  1. Remember to first select View > Toolbars > Quick Access Bar. This action brings the toolbar with the lock into view.

  2. I agree that the location of this button is scary – I managed to click it accidentally and was unable to edit or save my document. Thank goodness I found this post!

  3. Barb, you are a lifesaver! I had no idea why the file suddenly became read-only, and, more to the point, what on earth I needed to do to make it editable.

    I’m so happy to know the solution–and that it was so simple!

    May I nominate you for a Nobel Prize or something, for services to humanity? 🙂

  4. Thank you for the article. Fortunately, after opening and closing the document (one with many hours of work including complex figures), I searched the web for a solution and your article came up. I’d never noticed that button before.

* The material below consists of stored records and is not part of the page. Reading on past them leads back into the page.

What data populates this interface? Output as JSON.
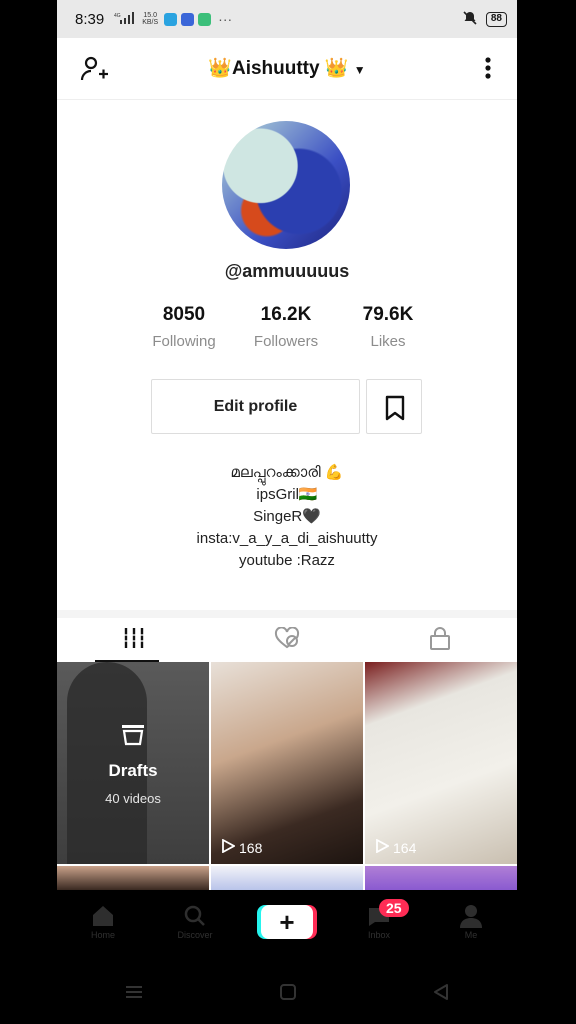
{
  "status_bar": {
    "time": "8:39",
    "network": "4G",
    "speed": "15.0",
    "speed_unit": "KB/S",
    "more": "···",
    "battery": "88"
  },
  "header": {
    "title": "👑Aishuutty 👑",
    "dropdown_icon": "caret-down-icon",
    "add_user_icon": "add-user-icon",
    "more_icon": "vertical-dots-icon"
  },
  "profile": {
    "handle": "@ammuuuuus",
    "stats": [
      {
        "value": "8050",
        "label": "Following"
      },
      {
        "value": "16.2K",
        "label": "Followers"
      },
      {
        "value": "79.6K",
        "label": "Likes"
      }
    ],
    "edit_label": "Edit profile",
    "bookmark_icon": "bookmark-icon",
    "bio": [
      "മലപ്പുറംക്കാരി 💪",
      "ipsGril🇮🇳",
      "SingeR🖤",
      "insta:v_a_y_a_di_aishuutty",
      "youtube :Razz"
    ]
  },
  "tabs": [
    {
      "icon": "grid-icon",
      "active": true
    },
    {
      "icon": "liked-hidden-icon",
      "active": false
    },
    {
      "icon": "lock-icon",
      "active": false
    }
  ],
  "videos": {
    "drafts": {
      "title": "Drafts",
      "count": "40 videos"
    },
    "items": [
      {
        "views": "168"
      },
      {
        "views": "164"
      }
    ]
  },
  "bottom_nav": {
    "items": [
      "Home",
      "Discover",
      "",
      "Inbox",
      "Me"
    ],
    "inbox_badge": "25"
  },
  "colors": {
    "accent_red": "#fe2c55",
    "accent_cyan": "#25f4ee",
    "text_secondary": "#8c8c8c"
  }
}
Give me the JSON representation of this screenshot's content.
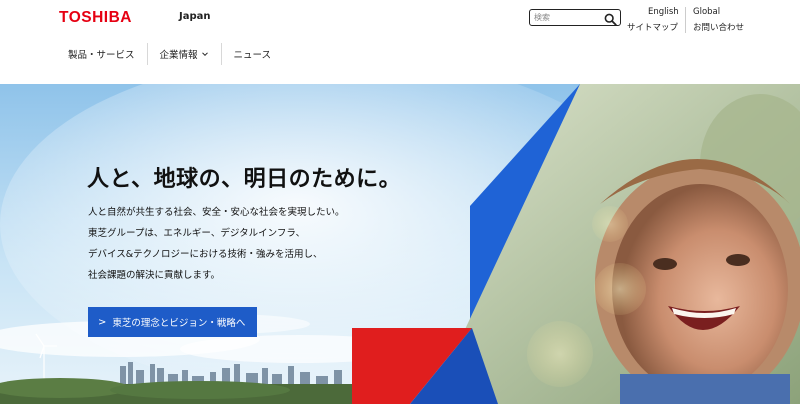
{
  "header": {
    "logo": "TOSHIBA",
    "region": "Japan",
    "search": {
      "placeholder": "検索"
    },
    "utility": {
      "english": "English",
      "global": "Global",
      "sitemap": "サイトマップ",
      "contact": "お問い合わせ"
    }
  },
  "nav": {
    "items": [
      {
        "label": "製品・サービス"
      },
      {
        "label": "企業情報"
      },
      {
        "label": "ニュース"
      }
    ]
  },
  "hero": {
    "headline": "人と、地球の、明日のために。",
    "body": [
      "人と自然が共生する社会、安全・安心な社会を実現したい。",
      "東芝グループは、エネルギー、デジタルインフラ、",
      "デバイス&テクノロジーにおける技術・強みを活用し、",
      "社会課題の解決に貢献します。"
    ],
    "cta": {
      "arrow": ">",
      "label": "東芝の理念とビジョン・戦略へ"
    }
  },
  "colors": {
    "brand": "#e60012",
    "accent_blue": "#1e5cc8",
    "red_triangle": "#e01e1e"
  },
  "icons": [
    "search-icon",
    "chevron-down-icon",
    "arrow-right-icon"
  ]
}
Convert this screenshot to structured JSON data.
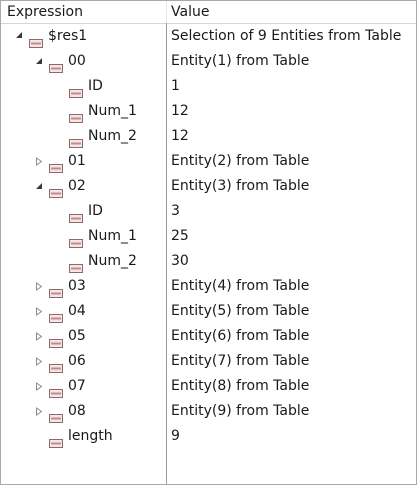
{
  "header": {
    "expression_label": "Expression",
    "value_label": "Value"
  },
  "rows": [
    {
      "name": "$res1",
      "value": "Selection of 9 Entities from Table",
      "level": 0,
      "state": "expanded"
    },
    {
      "name": "00",
      "value": "Entity(1) from Table",
      "level": 1,
      "state": "expanded"
    },
    {
      "name": "ID",
      "value": "1",
      "level": 2,
      "state": "leaf"
    },
    {
      "name": "Num_1",
      "value": "12",
      "level": 2,
      "state": "leaf"
    },
    {
      "name": "Num_2",
      "value": "12",
      "level": 2,
      "state": "leaf"
    },
    {
      "name": "01",
      "value": "Entity(2) from Table",
      "level": 1,
      "state": "collapsed"
    },
    {
      "name": "02",
      "value": "Entity(3) from Table",
      "level": 1,
      "state": "expanded"
    },
    {
      "name": "ID",
      "value": "3",
      "level": 2,
      "state": "leaf"
    },
    {
      "name": "Num_1",
      "value": "25",
      "level": 2,
      "state": "leaf"
    },
    {
      "name": "Num_2",
      "value": "30",
      "level": 2,
      "state": "leaf"
    },
    {
      "name": "03",
      "value": "Entity(4) from Table",
      "level": 1,
      "state": "collapsed"
    },
    {
      "name": "04",
      "value": "Entity(5) from Table",
      "level": 1,
      "state": "collapsed"
    },
    {
      "name": "05",
      "value": "Entity(6) from Table",
      "level": 1,
      "state": "collapsed"
    },
    {
      "name": "06",
      "value": "Entity(7) from Table",
      "level": 1,
      "state": "collapsed"
    },
    {
      "name": "07",
      "value": "Entity(8) from Table",
      "level": 1,
      "state": "collapsed"
    },
    {
      "name": "08",
      "value": "Entity(9) from Table",
      "level": 1,
      "state": "collapsed"
    },
    {
      "name": "length",
      "value": "9",
      "level": 1,
      "state": "leaf"
    }
  ],
  "icons": {
    "expanded": "expanded-triangle-icon",
    "collapsed": "collapsed-triangle-icon",
    "field": "field-icon"
  },
  "colors": {
    "icon_stroke": "#8a6a6a",
    "icon_fill": "#f2e6e6",
    "icon_band": "#c98a8a",
    "toggle_expanded": "#3a3a3a",
    "toggle_collapsed": "#8c8c8c"
  }
}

  5. Thank goodness for this blog post. That was scary even though I didn’t have much in the document that I inadvertently locked.

    You are a lifesaver!


  6. For some reason, Frame keeps locking a document that I’ve saved to my personal desktop from my company’s document sharing environment. Here are the odd things about this:

    1. All of the other book files were saved from the same company source and I’m not having a problem with any of them.

    2. I “saved-as” the stubborn document the first time I was locked out and unable to make changes; this solved the problem yesterday. The computer has not been touched since then, yet today, It’s locked again (under it’s new name).

    3. The lock button is not the culprit. clicking it has no effect other than limiting my menu choices. This document’s status is not changed.

    4. This particular document is in no way proprietary or sensitive.

    Any suggestions?

  7. Thanks Barb. Good to know about locking the entire file, but I wanted to lock the master pages. Sometimes we try to make a tool do things it’s not designed to do! I do think it would be a good feature though! Thanks for taking the time to respond.

  8. Oh my goodness!
    I have no idea how I got anywhere near the lock, but apparently I did, or hit the keystrokes somehow. After nearly 24 years you’d think I’d have encountered this before!
    I was starting to go a little nuts trying to fix it.
    Thanks you SO much!
    It worked.
    (And I agree with Caroline Ben-Ari: You deserve some GREAT award for this!)